Latinx Series

Tere Paniagua has been a humble force in Syracuse’s Latinx community for nearly 15 years

Stacy Fernández | Feature Editor

Latino/Hispanic Heritage Month is Tere Paniagua's busiest time of the year. From dawn till dusk, she’s writing proposals, meeting with students and engaging with her community.

Editor’s note: In recognition of Latino/Hispanic Heritage Month, this three-part series spotlights local figures working to increase the representation of the Latinx community in Syracuse and beyond.

Ask Tere Paniagua about herself, and she’ll tell you how wonderful her staff and volunteers are. Ask about her impact on the Latino community in Syracuse, and she’ll say she couldn’t have done it without them.

Paniagua is the executive director of the Office of Cultural Engagement for the Hispanic Community at Syracuse University. She’s responsible for the direction of La Casita Cultural Center, SU’s Latino cultural center, the Punto de Contacto, Point of Contact art gallery and teaches a three-credit course at SU.

With La Casita’s annual “Balcón Criollo” exhibit kicking off Latino/Hispanic Heritage month Friday, Paniagua has entered her busiest time of the year. From dawn till dusk, she’s writing proposals, grants and emails, meeting with students and engaging with her community — often times forgetting to take a lunch break.

“You would never know,” said Alicia Torres, an SU student and one of La Casita’s volunteers. “She’s just so full of energy and so focused on taking care of everybody around her.”


Torres first met Paniagua while volunteering at La Casita. She was there as part of a community service requirement and wasn’t expecting much. In her experience, volunteers show up and are given their tasks. Their connection with the organization ceases when they’re finished.

“You never hear from them again,” Torres said.

But Paniagua, with her warmth and a sense of optimism behind every word, was different.

“She just wants to get to know you, and that says a lot about somebody,” Torres said.

At the end of Torres’ first volunteer session, she caught up and asked her to come back. When she said it, there was a sincerity that came across, Torres said.

Now Torres is a regular volunteer, working with the center’s dual-language reading circle, and sometimes Paniagua will pick up a book and join in.

Paniagua took on La Casita a year after its inauguration. Since then, it’s been her goal for the center to become an interwoven piece in Syracuse’s Latino community.

The strength in Paniagua’s leadership lies in three parts: connecting the university and local community, coming in with a clear direction and loving the work, said Myrna García Calderón, a member of La Casita’s advisory board and director of Latino-Latin American studies.

“She came in with a vision and gave the program a clear direction,” García Calderón said.

La Casita hosted a panel with Latinx baseball players last year. Most of the audience members were from SU. But, immediately after the “academic” panel a group of kids trailed in, García Calderón said.

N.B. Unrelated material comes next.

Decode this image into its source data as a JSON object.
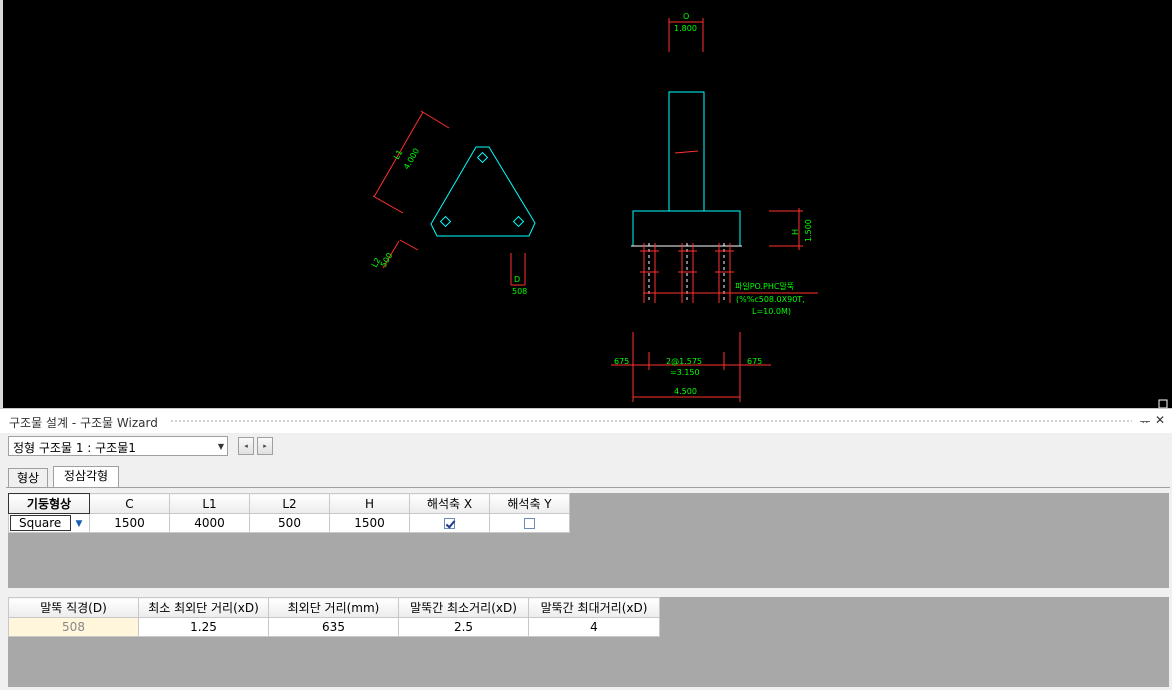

It was their turn to ask the questions.

“She had that foresight to make the speakers and the program accessible to both audiences,” García Calderón added.

Paniagua’s vision has gone beyond management and programs, and that vision is reflected in the center itself. Photos and knick-knacks fill the shelved wall. All the cultural artifacts, including photos, miniature homes and ceramic dolls, were donated by or are on loan from community members.

“People want to feel represented,” Paniagua said. “They want to feel that who they are and the culture they come from is valued.”

In her five years with the center, its name has become a reflection of its role in the community. For many it feels like another home, she said.

On any given day Juan Cruz, a local artist, will stop by, set his hat and bag on a table and make his way to the kitchen yelling out, “¿Aye café?” and “Is there any coffee?” If there’s none, he’s welcome to make his own, or Paniagua will brew a pot to share. On other occasions, sometimes in the middle of a staff meeting, one of their regulars will stop by with a friend because she wants to show off the gallery or an artifact they donated.

“Give me a moment,” Paniagua will tell her staff, getting up to show the person around.

That’s what she does, said Monica McLean, programming coordinator in the Office of Cultural Engagement. She’ll get to know a person, their family and their needs.

“When she’s speaking with a person, she doesn’t look over their heads to see who’s behind them,” McLean said. “In that moment it’s all about the person in front of her.”

Those one-on-one moments are Paniagua’s magic touch.

Some of the people a few blocks down from La Casita weren’t even aware it existed. Others were apprehensive about coming in. Earning the trust of the community has and will continue to take time, Paniagua said, but getting to know people’s names and having conversations helps get people through the door, one family at a time.

“If we didn’t have the engagement with the community, this would just be another beautiful space for students to hold events,” Paniagua said.

Now, five years after Paniagua took over, La Casita’s programs are regularly full, sometimes overflowing in attendance. During their annual Latino/Hispanic Heritage month opening hundreds of people pass through the space.

Paniagua often tells her colleagues, “this project that began six years ago is a success and you should be bragging about it.”

While Paniagua will sing praises for her cultural centers you’ll be hard-pressed to hear her praise herself.

“I love the work that I do, and I couldn’t do it alone,” she said.

Top Stories